The state expects DOE to meet deadlines it agreed to, and enforcing those legal commitments is the way to hold the federal government accountable, he said.
Monday, DOE told 237 employees they were being laid off and about 2,500 additional workers must take furloughs, or time off, to help cut the Hanford budget by $171 million by Sept. 30 because of forced federal budget cuts called sequestration.
The cuts might curtail DOE's ability to continue progress to close Hanford's leak-prone underground tanks, said David Huizenga, DOE senior adviser for environmental management, in a written statement Tuesday to the House Appropriations Subcomittee on Energy and Water Development.
DOE has released no further details on how sequestration will affect emptying tanks.
Ferguson also spoke to the Tri-Cities Hispanic Chamber of Commerce on Tuesday, addressing issues including consumer protection to prevent fraudulent legal advice on immigration.

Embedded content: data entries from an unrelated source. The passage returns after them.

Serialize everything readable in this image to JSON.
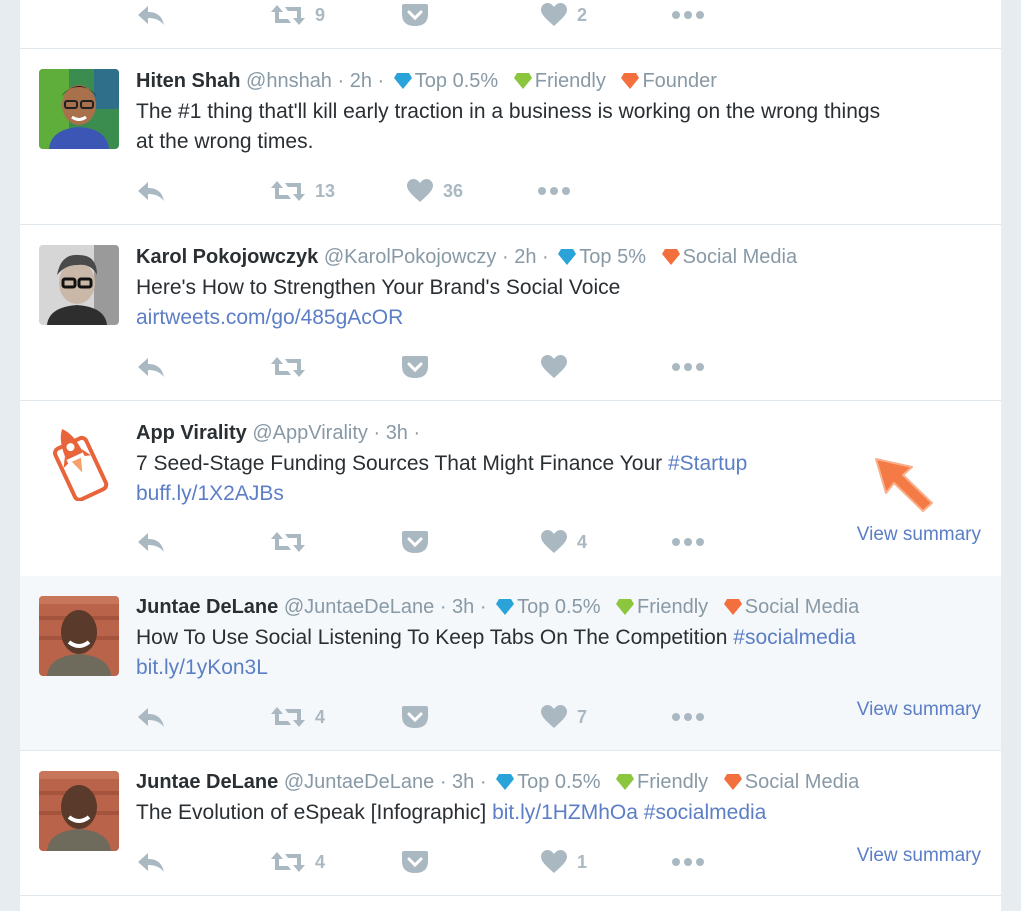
{
  "top_actions": {
    "retweet_count": "9",
    "like_count": "2"
  },
  "tweets": [
    {
      "name": "Hiten Shah",
      "handle": "@hnshah",
      "time": "2h",
      "badges": [
        {
          "label": "Top 0.5%",
          "icon": "diamond-icon",
          "color": "#2aa3d8"
        },
        {
          "label": "Friendly",
          "icon": "diamond-icon",
          "color": "#8cc63f"
        },
        {
          "label": "Founder",
          "icon": "diamond-icon",
          "color": "#f36f3d"
        }
      ],
      "text_line1": "The #1 thing that'll kill early traction in a business is working on the wrong things",
      "text_line2": "at the wrong times.",
      "retweet_count": "13",
      "like_count": "36"
    },
    {
      "name": "Karol Pokojowczyk",
      "handle": "@KarolPokojowczy",
      "time": "2h",
      "badges": [
        {
          "label": "Top 5%",
          "icon": "diamond-icon",
          "color": "#2aa3d8"
        },
        {
          "label": "Social Media",
          "icon": "diamond-icon",
          "color": "#f36f3d"
        }
      ],
      "text_line1": "Here's How to Strengthen Your Brand's Social Voice",
      "link": "airtweets.com/go/485gAcOR"
    },
    {
      "name": "App Virality",
      "handle": "@AppVirality",
      "time": "3h",
      "text_line1": "7 Seed-Stage Funding Sources That Might Finance Your ",
      "hashtag": "#Startup",
      "link": "buff.ly/1X2AJBs",
      "like_count": "4",
      "view_summary": "View summary"
    },
    {
      "name": "Juntae DeLane",
      "handle": "@JuntaeDeLane",
      "time": "3h",
      "badges": [
        {
          "label": "Top 0.5%",
          "icon": "diamond-icon",
          "color": "#2aa3d8"
        },
        {
          "label": "Friendly",
          "icon": "diamond-icon",
          "color": "#8cc63f"
        },
        {
          "label": "Social Media",
          "icon": "diamond-icon",
          "color": "#f36f3d"
        }
      ],
      "text_line1": "How To Use Social Listening To Keep Tabs On The Competition ",
      "hashtag": "#socialmedia",
      "link": "bit.ly/1yKon3L",
      "retweet_count": "4",
      "like_count": "7",
      "view_summary": "View summary"
    },
    {
      "name": "Juntae DeLane",
      "handle": "@JuntaeDeLane",
      "time": "3h",
      "badges": [
        {
          "label": "Top 0.5%",
          "icon": "diamond-icon",
          "color": "#2aa3d8"
        },
        {
          "label": "Friendly",
          "icon": "diamond-icon",
          "color": "#8cc63f"
        },
        {
          "label": "Social Media",
          "icon": "diamond-icon",
          "color": "#f36f3d"
        }
      ],
      "text_line1": "The Evolution of eSpeak [Infographic] ",
      "link": "bit.ly/1HZMhOa",
      "hashtag": "#socialmedia",
      "retweet_count": "4",
      "like_count": "1",
      "view_summary": "View summary"
    }
  ],
  "colors": {
    "link": "#5b7ec6",
    "muted": "#8899a6",
    "icon": "#aab8c2",
    "highlight_bg": "#f5f8fa",
    "cursor_arrow": "#f47b45"
  }
}
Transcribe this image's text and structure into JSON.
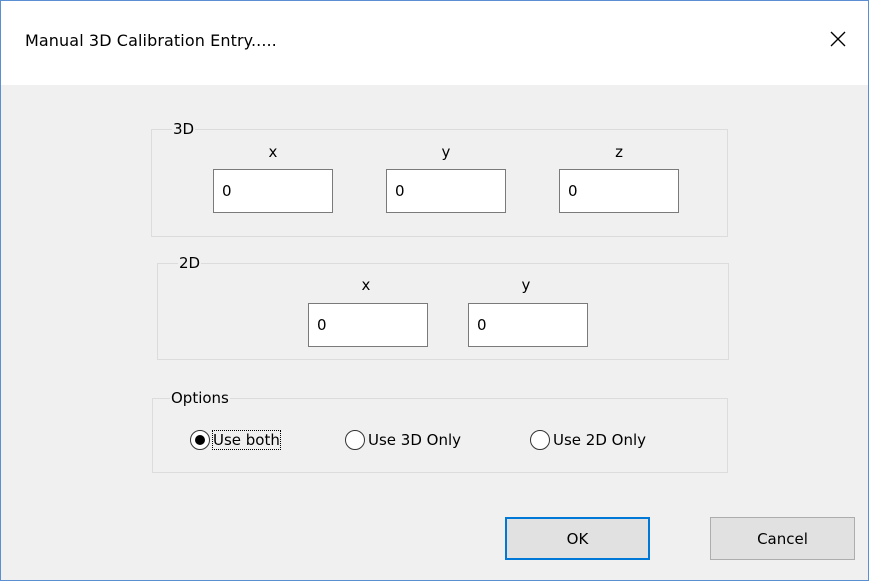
{
  "window": {
    "title": "Manual 3D Calibration Entry.....",
    "close_icon": "close-icon"
  },
  "group_3d": {
    "legend": "3D",
    "x_label": "x",
    "y_label": "y",
    "z_label": "z",
    "x_value": "0",
    "y_value": "0",
    "z_value": "0"
  },
  "group_2d": {
    "legend": "2D",
    "x_label": "x",
    "y_label": "y",
    "x_value": "0",
    "y_value": "0"
  },
  "options": {
    "legend": "Options",
    "items": [
      {
        "label": "Use both",
        "checked": true
      },
      {
        "label": "Use 3D Only",
        "checked": false
      },
      {
        "label": "Use 2D Only",
        "checked": false
      }
    ]
  },
  "buttons": {
    "ok": "OK",
    "cancel": "Cancel"
  },
  "colors": {
    "window_border": "#5b8fd3",
    "default_button_border": "#0078d7",
    "dialog_background": "#f0f0f0"
  }
}
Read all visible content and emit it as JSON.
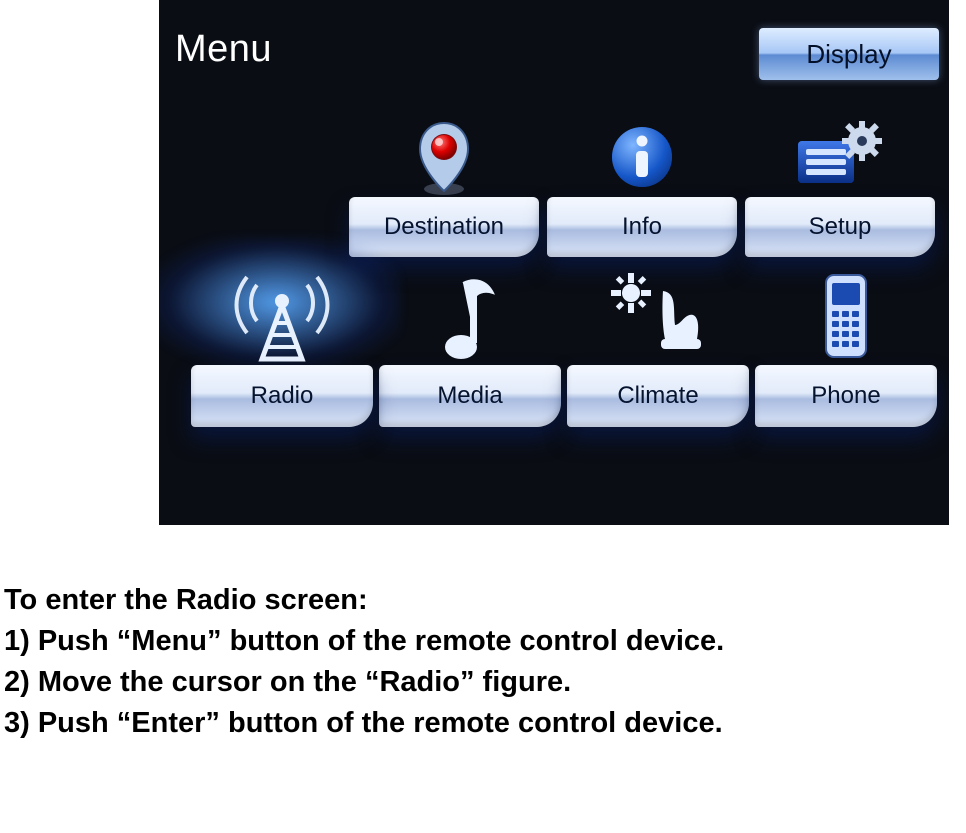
{
  "screen": {
    "title": "Menu",
    "display_button": "Display",
    "row1": [
      {
        "label": "Destination",
        "icon": "pin"
      },
      {
        "label": "Info",
        "icon": "info"
      },
      {
        "label": "Setup",
        "icon": "gear"
      }
    ],
    "row2": [
      {
        "label": "Radio",
        "icon": "tower",
        "selected": true
      },
      {
        "label": "Media",
        "icon": "note"
      },
      {
        "label": "Climate",
        "icon": "seat"
      },
      {
        "label": "Phone",
        "icon": "phone"
      }
    ]
  },
  "instructions": {
    "heading": "To enter the Radio screen:",
    "steps": [
      "1) Push “Menu” button of the remote control device.",
      "2) Move the cursor on the “Radio” figure.",
      "3) Push “Enter” button of the remote control device."
    ]
  }
}
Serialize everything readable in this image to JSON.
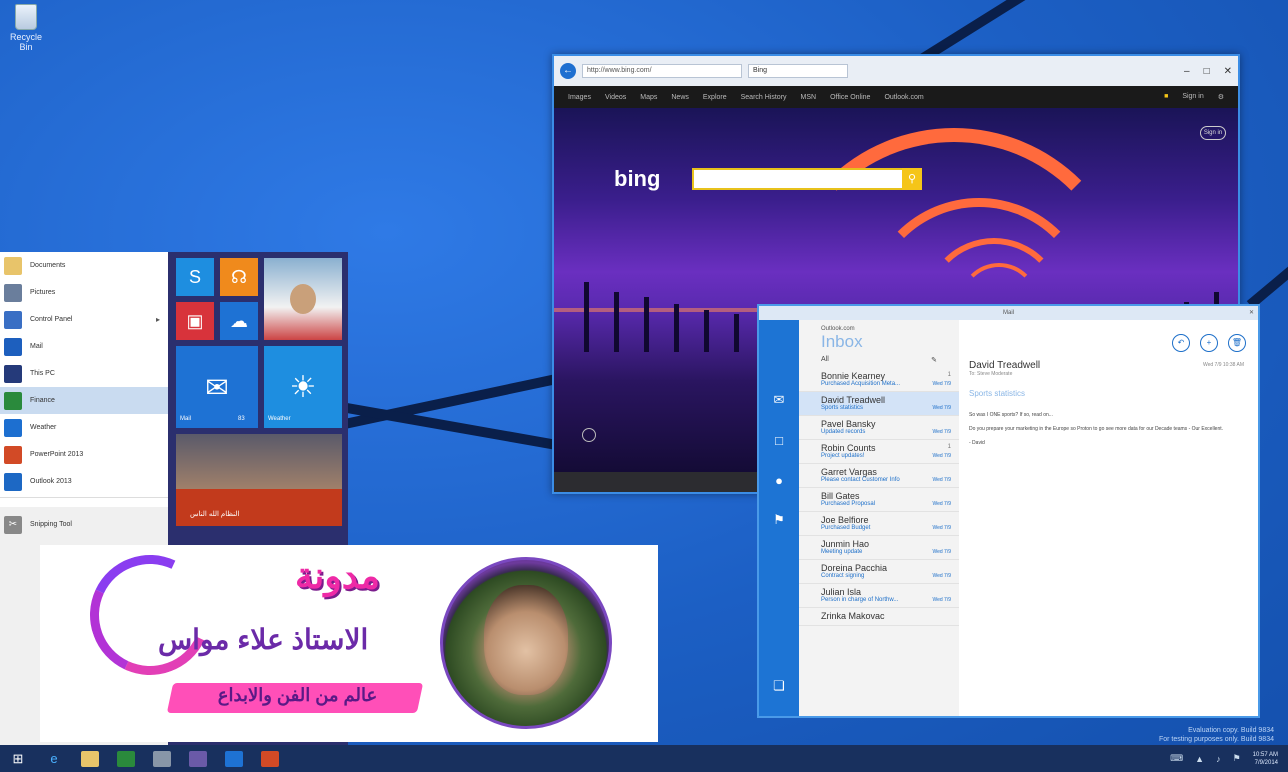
{
  "desktop": {
    "recycle_label": "Recycle Bin"
  },
  "browser": {
    "address": "http://www.bing.com/",
    "tab_label": "Bing",
    "nav": [
      "Images",
      "Videos",
      "Maps",
      "News",
      "Explore",
      "Search History",
      "MSN",
      "Office Online",
      "Outlook.com"
    ],
    "signin": "Sign in",
    "bing_logo": "bing"
  },
  "mail": {
    "title": "Mail",
    "account": "Outlook.com",
    "folder": "Inbox",
    "filter": "All",
    "messages": [
      {
        "from": "Bonnie Kearney",
        "subject": "Purchased Acquisition Meta...",
        "meta": "1",
        "date": "Wed 7/9"
      },
      {
        "from": "David Treadwell",
        "subject": "Sports statistics",
        "meta": "",
        "date": "Wed 7/9"
      },
      {
        "from": "Pavel Bansky",
        "subject": "Updated records",
        "meta": "",
        "date": "Wed 7/9"
      },
      {
        "from": "Robin Counts",
        "subject": "Project updates!",
        "meta": "1",
        "date": "Wed 7/9"
      },
      {
        "from": "Garret Vargas",
        "subject": "Please contact Customer Info",
        "meta": "",
        "date": "Wed 7/9"
      },
      {
        "from": "Bill Gates",
        "subject": "Purchased Proposal",
        "meta": "",
        "date": "Wed 7/9"
      },
      {
        "from": "Joe Belfiore",
        "subject": "Purchased Budget",
        "meta": "",
        "date": "Wed 7/9"
      },
      {
        "from": "Junmin Hao",
        "subject": "Meeting update",
        "meta": "",
        "date": "Wed 7/9"
      },
      {
        "from": "Doreina Pacchia",
        "subject": "Contract signing",
        "meta": "",
        "date": "Wed 7/9"
      },
      {
        "from": "Julian Isla",
        "subject": "Person in charge of Northw...",
        "meta": "",
        "date": "Wed 7/9"
      },
      {
        "from": "Zrinka Makovac",
        "subject": "",
        "meta": "",
        "date": ""
      }
    ],
    "reader": {
      "from": "David Treadwell",
      "to": "To: Steve Moderate",
      "date": "Wed 7/9 10:38 AM",
      "subject": "Sports statistics",
      "body1": "So was I ONE sports? If so, read on...",
      "body2": "Do you prepare your marketing in the Europe so Proton to go see more data for our Decade teams - Our Excellent.",
      "body3": "- David"
    }
  },
  "start_menu": {
    "items": [
      {
        "label": "Documents",
        "color": "#e8c46a"
      },
      {
        "label": "Pictures",
        "color": "#6a7e9c"
      },
      {
        "label": "Control Panel",
        "color": "#3a6fc4"
      },
      {
        "label": "Mail",
        "color": "#1d5fbe"
      },
      {
        "label": "This PC",
        "color": "#253a7a"
      },
      {
        "label": "Finance",
        "color": "#2a8a3c"
      },
      {
        "label": "Weather",
        "color": "#1d6fd0"
      },
      {
        "label": "PowerPoint 2013",
        "color": "#d24a26"
      },
      {
        "label": "Outlook 2013",
        "color": "#1d68c4"
      }
    ],
    "snipping": "Snipping Tool",
    "tiles": {
      "mail": "Mail",
      "mail_count": "83",
      "weather": "Weather",
      "news": "النظام الله الناس"
    }
  },
  "taskbar": {
    "clock_time": "10:57 AM",
    "clock_date": "7/9/2014",
    "watermark1": "Evaluation copy. Build 9834",
    "watermark2": "For testing purposes only. Build 9834"
  },
  "banner": {
    "title": "مدونة",
    "name": "الاستاذ علاء مواس",
    "tagline": "عالم من الفن والابداع",
    "accent": "#ee2aa6",
    "accent2": "#6b2aa8"
  }
}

He also plans to focus on consumer protection for veterans, including helping prevent unfair practices by landlords or others while they are serving abroad, he said.